A lot of us became bombarded with ads that pop up on the internet, TV, radio, and so on. Imagine you came across a video on Youtube that you really like; so you click on it and all of the sudden razor ads, food, cars, shopping deals, and worst of all ads that you cannot skip. Ads are becoming so irritating these days. You might be thinking “why not just stop these ads from popping up, I’m never gonna buy your product!”. But actually, you do.

There is a term in advertising called “effective frequency”. This term refers to repetitive exposure to an advertisement until the consumer either purchases the product, or remember the ad and hopefully buy it in the near future or talk about the product to someone else so that they’ll buy it and so on.

Marketers don’t just pop up the same ads endlessly even though it certainly feels like that’s the case. Marketing and advertising cost enormous amounts of money and there is a lengthy process before releasing an ad, but more on that on a later topic. There are a certain number of times an ad gets popped up in front of our screens. According to “Successful Advertising”, a book written by Thomas Smith, after the consumer is exposed to the same advertisement for the 20th time, they will buy the product. So advertisers only need to show us the ad 20 times to persuade us to buy their stuff.

There was research done to explain the cognitive effects of repetitive advertising. The link to the research is below. The aim of the research is to find out whether repetitive advertisements strengthen their brand belief and affect the consumer’s opinion towards the product, or simply repeating an ad without any brand beliefs would be enough to persuade consumer’s. Their results were surprising.
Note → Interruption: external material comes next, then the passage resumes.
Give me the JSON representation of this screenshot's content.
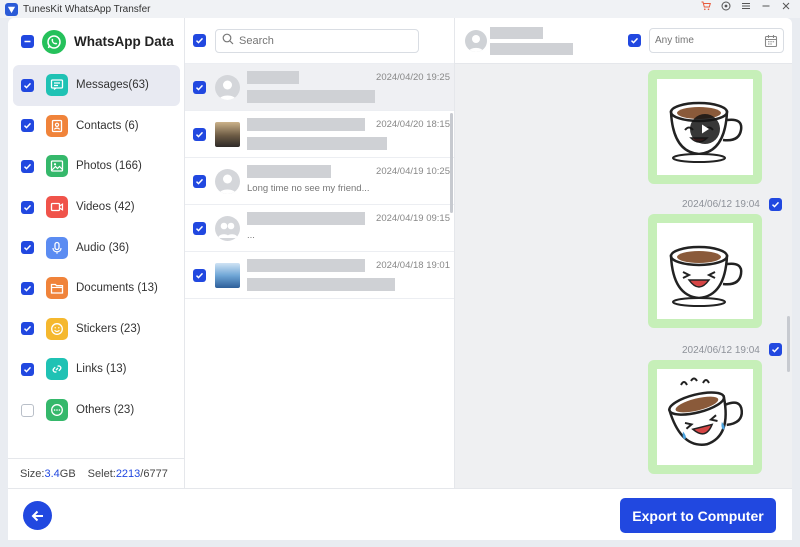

Repeating an advertisement several times has no effect on the consumer’s attitude and decision towards the product. In fact, according to the research, it only takes the consumer to see the advertisement twice to make up their mind on whether or not they should buy the product.

We like to think that we could not be persuaded at all by advertisements and that the company is wasting their money trying to persuade you to buy their stuff. And I think some of you might do it out pity. But one take away from this is that these ads cost you nothing but a few seconds of your time. The advertiser, on the other hand, might lose a lot.

Research: http://acrwebsite.org/volumes/9356/volumes/v04/NA-04